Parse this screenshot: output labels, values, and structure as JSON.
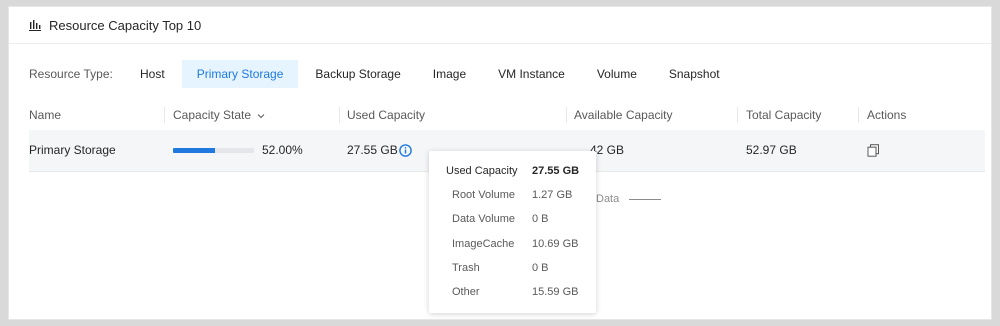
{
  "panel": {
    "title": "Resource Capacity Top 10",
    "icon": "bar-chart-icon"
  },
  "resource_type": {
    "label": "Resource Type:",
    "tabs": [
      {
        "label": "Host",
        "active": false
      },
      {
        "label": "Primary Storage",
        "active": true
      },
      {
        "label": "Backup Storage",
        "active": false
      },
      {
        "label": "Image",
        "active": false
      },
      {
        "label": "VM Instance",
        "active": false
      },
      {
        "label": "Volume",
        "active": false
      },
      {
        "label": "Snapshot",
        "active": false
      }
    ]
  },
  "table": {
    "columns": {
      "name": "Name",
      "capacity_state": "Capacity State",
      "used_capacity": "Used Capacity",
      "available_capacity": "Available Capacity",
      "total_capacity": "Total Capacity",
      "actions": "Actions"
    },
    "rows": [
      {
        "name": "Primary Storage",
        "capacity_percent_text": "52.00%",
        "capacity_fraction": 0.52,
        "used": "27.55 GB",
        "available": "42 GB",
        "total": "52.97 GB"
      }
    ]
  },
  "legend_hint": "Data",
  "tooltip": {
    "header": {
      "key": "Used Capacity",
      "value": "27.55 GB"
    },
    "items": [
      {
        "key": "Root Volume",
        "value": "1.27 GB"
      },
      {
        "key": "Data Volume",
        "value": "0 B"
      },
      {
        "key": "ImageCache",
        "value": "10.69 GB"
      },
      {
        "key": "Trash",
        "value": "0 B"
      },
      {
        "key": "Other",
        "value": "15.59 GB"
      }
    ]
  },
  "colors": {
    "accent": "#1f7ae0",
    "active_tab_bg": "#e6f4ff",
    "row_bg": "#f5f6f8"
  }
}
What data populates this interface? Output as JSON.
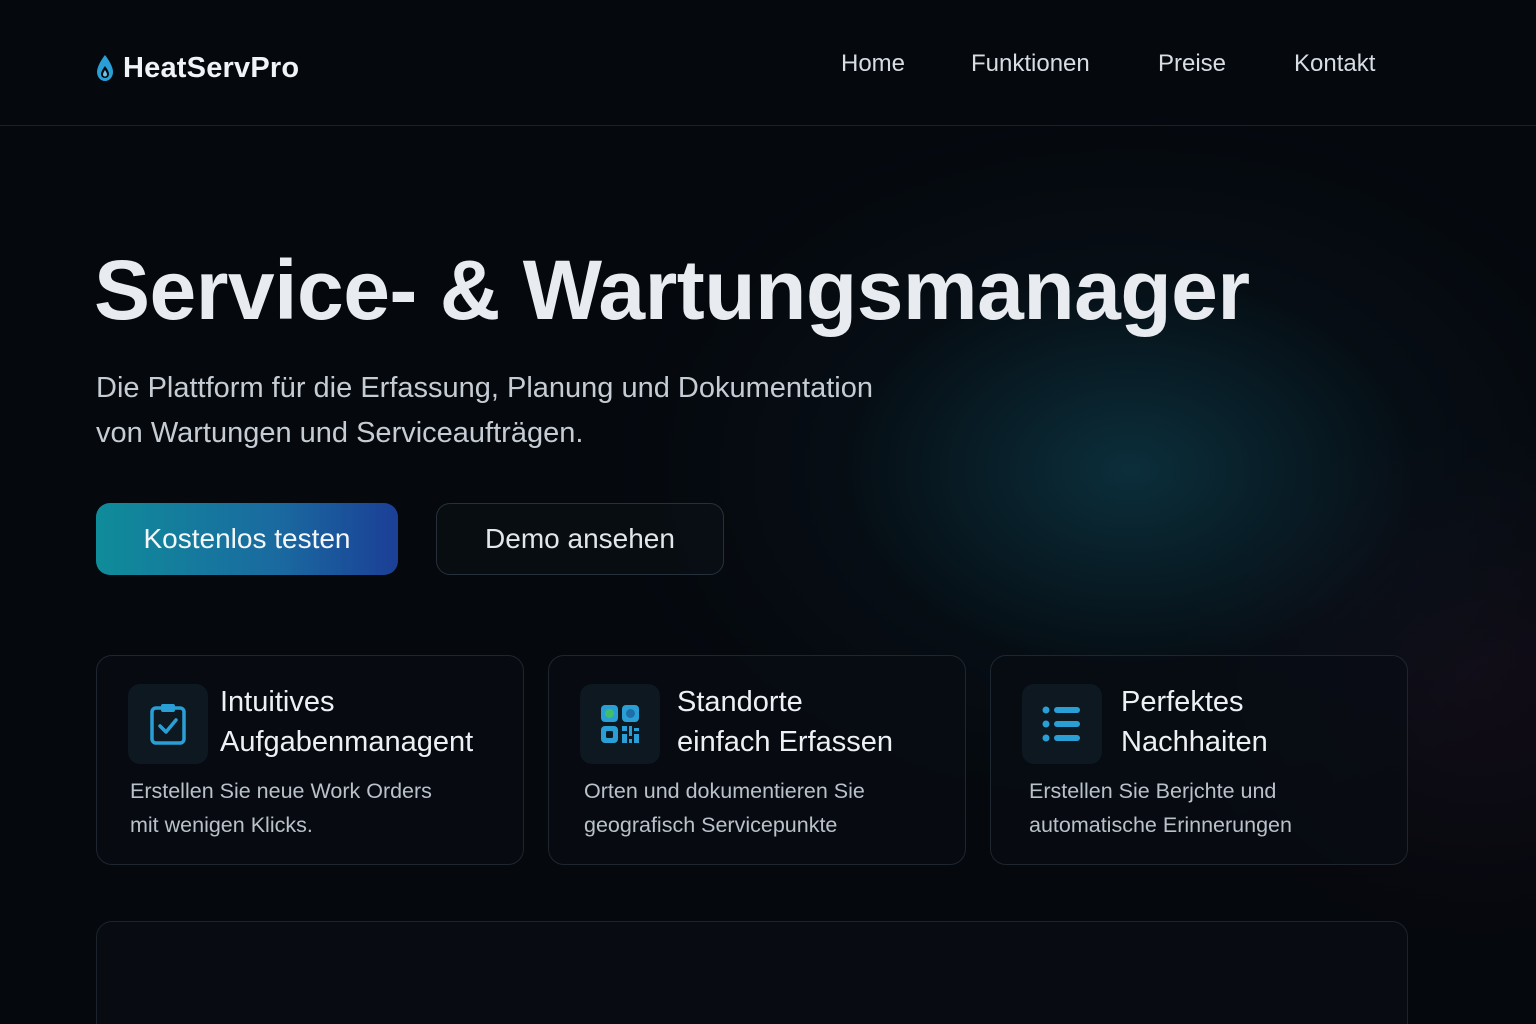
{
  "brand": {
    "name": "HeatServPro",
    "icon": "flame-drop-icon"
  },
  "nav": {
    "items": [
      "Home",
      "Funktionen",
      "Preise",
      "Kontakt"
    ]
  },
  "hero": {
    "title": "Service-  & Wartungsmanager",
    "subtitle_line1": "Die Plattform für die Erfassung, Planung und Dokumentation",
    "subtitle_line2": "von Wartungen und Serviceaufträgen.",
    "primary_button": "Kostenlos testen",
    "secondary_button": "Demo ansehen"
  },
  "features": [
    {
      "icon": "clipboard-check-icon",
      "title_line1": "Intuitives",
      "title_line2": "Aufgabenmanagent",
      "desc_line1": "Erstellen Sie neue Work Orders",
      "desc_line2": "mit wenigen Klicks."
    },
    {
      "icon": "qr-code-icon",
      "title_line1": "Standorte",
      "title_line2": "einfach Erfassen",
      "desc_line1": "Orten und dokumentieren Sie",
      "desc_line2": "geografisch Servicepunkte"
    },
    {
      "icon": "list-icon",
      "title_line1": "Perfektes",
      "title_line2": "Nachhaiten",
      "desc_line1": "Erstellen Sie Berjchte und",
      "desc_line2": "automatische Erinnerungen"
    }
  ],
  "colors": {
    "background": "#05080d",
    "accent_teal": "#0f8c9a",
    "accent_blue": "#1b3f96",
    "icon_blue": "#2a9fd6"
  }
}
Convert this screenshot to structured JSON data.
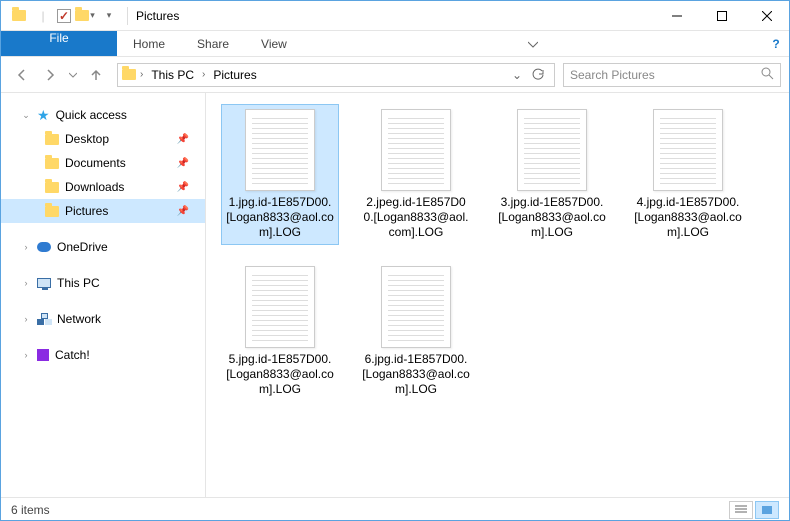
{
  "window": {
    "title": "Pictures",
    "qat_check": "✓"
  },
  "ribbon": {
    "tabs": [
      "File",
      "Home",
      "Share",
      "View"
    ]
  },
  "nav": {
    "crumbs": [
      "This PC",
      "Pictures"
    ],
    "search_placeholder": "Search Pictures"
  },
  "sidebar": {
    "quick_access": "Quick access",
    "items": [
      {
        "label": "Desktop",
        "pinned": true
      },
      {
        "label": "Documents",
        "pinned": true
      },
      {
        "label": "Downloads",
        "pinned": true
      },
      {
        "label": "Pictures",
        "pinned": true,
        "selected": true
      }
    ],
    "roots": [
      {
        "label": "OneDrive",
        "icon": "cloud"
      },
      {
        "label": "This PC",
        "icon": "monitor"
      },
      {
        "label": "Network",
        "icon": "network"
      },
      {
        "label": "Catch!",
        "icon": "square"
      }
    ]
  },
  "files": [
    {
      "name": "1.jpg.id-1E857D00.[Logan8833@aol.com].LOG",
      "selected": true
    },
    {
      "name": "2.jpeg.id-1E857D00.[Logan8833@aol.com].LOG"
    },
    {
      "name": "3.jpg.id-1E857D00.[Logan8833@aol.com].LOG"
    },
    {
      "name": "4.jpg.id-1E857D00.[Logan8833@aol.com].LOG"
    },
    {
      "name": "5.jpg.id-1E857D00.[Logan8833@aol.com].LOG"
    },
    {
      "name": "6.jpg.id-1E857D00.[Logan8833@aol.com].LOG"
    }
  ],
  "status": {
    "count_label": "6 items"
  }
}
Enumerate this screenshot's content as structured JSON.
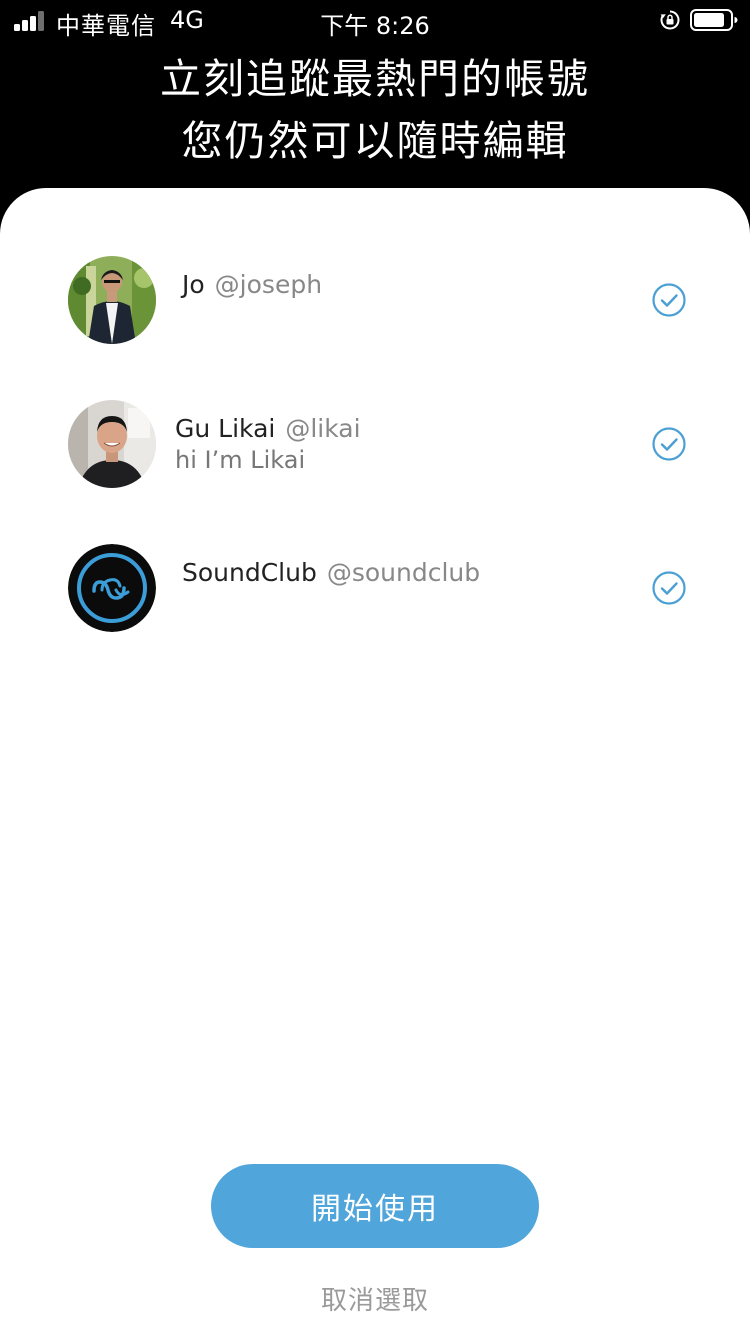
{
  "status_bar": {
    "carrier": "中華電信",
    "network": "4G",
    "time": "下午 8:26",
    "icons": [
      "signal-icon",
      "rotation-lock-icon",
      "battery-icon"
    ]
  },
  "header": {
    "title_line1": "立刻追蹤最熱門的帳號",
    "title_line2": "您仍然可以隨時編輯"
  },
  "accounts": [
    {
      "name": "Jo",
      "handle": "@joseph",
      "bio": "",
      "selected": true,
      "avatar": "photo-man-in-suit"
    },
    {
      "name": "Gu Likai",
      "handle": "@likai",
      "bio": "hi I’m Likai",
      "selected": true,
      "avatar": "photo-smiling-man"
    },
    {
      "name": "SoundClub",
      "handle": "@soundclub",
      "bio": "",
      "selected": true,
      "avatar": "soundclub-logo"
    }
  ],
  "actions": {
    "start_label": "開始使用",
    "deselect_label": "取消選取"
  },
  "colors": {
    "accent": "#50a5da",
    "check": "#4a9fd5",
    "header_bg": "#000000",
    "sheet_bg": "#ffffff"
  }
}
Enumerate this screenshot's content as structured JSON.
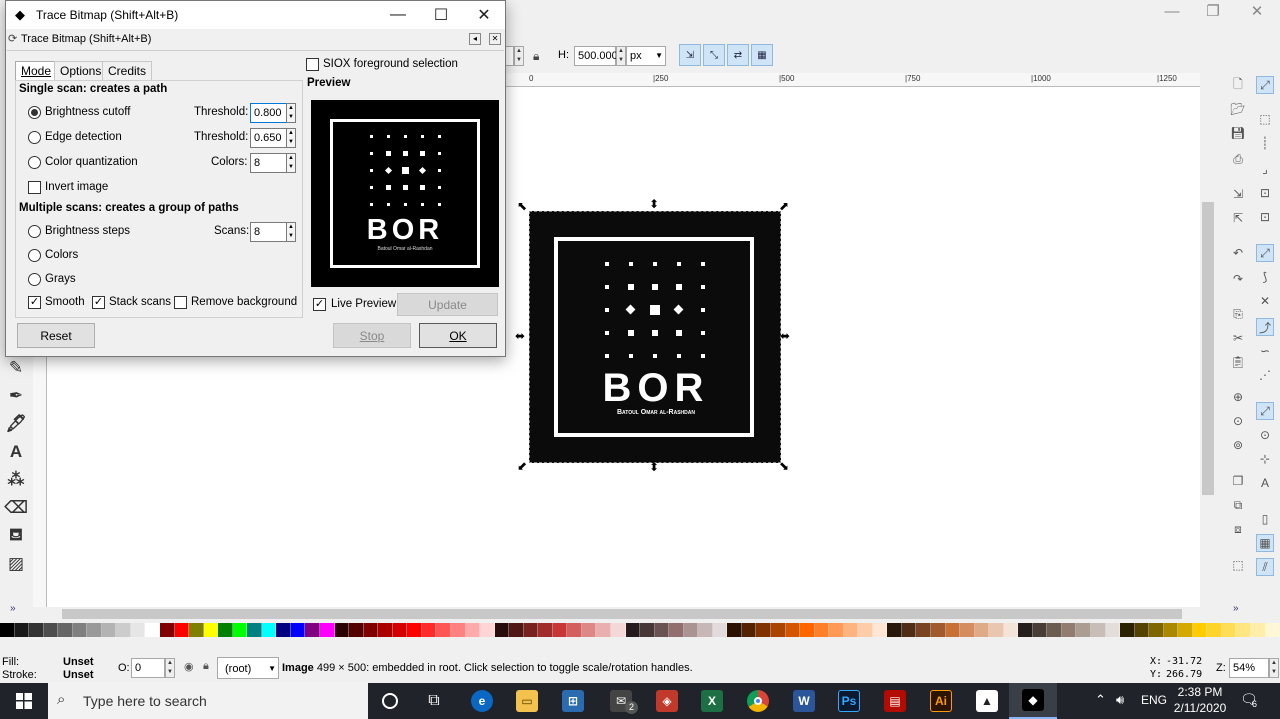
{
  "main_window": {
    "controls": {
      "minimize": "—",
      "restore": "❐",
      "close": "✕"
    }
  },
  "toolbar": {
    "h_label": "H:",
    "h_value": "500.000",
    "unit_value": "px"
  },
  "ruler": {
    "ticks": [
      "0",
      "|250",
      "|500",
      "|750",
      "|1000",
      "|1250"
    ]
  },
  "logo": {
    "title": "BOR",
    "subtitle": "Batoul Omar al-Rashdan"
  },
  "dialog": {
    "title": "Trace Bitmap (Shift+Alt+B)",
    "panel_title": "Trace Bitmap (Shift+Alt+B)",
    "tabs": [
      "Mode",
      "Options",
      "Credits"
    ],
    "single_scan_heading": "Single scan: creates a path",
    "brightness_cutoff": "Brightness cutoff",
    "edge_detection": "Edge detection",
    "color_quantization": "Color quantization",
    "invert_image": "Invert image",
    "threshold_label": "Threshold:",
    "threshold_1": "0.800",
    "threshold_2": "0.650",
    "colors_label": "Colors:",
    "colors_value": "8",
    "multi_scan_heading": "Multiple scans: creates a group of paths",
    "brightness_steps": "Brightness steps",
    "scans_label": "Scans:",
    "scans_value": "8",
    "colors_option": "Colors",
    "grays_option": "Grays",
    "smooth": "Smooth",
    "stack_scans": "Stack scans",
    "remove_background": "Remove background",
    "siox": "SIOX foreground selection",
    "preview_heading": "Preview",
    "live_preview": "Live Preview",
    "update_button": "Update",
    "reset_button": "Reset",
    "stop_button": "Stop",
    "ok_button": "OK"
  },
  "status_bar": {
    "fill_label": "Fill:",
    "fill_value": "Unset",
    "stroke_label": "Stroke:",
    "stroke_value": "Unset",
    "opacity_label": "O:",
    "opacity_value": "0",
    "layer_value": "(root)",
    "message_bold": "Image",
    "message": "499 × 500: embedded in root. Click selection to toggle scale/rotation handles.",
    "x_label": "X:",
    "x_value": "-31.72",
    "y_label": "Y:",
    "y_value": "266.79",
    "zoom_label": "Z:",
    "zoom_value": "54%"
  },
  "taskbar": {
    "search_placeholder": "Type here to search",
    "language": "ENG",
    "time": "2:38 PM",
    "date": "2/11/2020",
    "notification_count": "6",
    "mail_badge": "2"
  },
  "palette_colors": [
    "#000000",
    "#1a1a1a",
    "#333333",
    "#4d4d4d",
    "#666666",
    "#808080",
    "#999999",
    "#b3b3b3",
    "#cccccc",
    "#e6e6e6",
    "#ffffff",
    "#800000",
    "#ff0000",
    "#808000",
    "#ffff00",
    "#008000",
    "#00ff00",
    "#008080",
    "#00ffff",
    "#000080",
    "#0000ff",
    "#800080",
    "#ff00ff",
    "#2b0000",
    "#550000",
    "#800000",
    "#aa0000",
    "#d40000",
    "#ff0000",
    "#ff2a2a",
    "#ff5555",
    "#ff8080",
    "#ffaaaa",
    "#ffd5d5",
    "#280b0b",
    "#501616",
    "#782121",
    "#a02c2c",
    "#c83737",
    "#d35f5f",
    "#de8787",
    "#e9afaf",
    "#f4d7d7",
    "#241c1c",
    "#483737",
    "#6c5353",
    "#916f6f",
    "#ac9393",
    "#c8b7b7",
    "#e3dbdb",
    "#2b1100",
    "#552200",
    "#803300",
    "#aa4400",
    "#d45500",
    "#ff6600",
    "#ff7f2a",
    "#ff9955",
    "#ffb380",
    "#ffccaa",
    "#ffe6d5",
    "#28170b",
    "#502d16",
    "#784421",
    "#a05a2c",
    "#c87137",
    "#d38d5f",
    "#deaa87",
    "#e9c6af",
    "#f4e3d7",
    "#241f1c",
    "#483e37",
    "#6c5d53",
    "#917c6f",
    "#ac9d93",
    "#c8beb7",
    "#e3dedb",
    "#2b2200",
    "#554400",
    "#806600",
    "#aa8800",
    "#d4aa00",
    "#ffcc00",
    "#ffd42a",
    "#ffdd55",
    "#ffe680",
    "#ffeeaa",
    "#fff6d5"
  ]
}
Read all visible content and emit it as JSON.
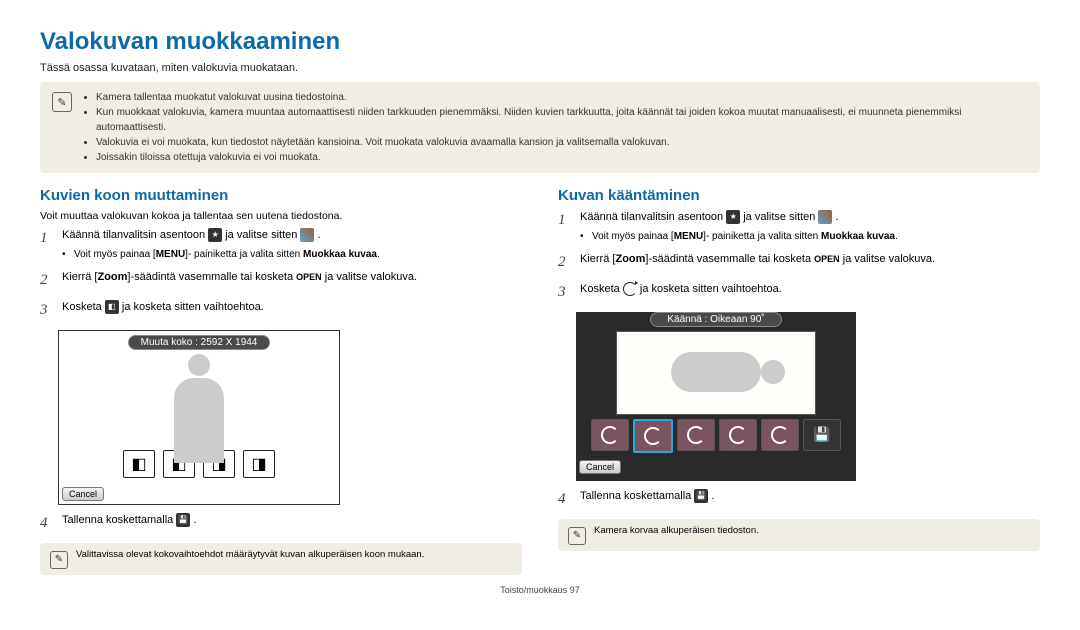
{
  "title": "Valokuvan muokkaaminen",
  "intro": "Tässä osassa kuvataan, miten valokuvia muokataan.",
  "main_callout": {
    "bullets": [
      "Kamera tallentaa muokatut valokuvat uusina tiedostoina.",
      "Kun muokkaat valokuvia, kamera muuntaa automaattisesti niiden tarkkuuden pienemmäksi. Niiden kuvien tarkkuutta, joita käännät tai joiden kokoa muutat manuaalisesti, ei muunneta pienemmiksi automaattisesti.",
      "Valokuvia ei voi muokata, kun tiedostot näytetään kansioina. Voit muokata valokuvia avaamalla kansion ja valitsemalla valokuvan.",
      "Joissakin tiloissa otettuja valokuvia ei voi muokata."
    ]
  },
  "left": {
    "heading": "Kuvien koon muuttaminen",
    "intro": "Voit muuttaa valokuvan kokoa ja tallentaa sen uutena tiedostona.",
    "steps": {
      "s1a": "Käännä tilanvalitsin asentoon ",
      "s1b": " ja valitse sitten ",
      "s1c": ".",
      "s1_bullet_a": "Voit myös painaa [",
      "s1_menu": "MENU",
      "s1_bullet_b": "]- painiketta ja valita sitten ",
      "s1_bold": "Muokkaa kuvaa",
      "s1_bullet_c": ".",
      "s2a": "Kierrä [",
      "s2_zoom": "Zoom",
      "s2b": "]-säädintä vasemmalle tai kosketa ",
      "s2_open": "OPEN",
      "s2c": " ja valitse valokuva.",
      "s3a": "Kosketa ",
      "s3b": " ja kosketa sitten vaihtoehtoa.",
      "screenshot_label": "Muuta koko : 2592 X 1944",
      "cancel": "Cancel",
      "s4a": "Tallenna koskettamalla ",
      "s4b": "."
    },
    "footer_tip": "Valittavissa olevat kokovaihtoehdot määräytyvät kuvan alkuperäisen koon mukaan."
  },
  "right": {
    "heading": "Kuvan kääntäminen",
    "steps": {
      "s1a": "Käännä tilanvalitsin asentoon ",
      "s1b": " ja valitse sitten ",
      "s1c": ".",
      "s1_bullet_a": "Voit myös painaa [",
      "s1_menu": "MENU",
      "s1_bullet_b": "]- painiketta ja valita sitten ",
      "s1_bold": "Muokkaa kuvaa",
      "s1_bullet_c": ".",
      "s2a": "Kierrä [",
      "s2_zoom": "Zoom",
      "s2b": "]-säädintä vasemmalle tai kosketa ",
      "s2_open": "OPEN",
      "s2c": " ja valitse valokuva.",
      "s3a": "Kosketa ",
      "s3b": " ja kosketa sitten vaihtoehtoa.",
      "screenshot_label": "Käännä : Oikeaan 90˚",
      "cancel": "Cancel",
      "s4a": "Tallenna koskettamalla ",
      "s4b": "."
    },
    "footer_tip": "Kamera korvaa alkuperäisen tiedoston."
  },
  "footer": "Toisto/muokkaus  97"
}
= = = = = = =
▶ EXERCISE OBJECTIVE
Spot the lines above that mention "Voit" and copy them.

▶ YOUR SOLUTION
      "Valokuvia ei voi muokata, kun tiedostot näytetään kansioina. Voit muokata valokuvia avaamalla kansion ja valitsemalla valokuvan.",
    "intro": "Voit muuttaa valokuvan kokoa ja tallentaa sen uutena tiedostona.",
      "s1_bullet_a": "Voit myös painaa [",
      "s1_bullet_a": "Voit myös painaa [",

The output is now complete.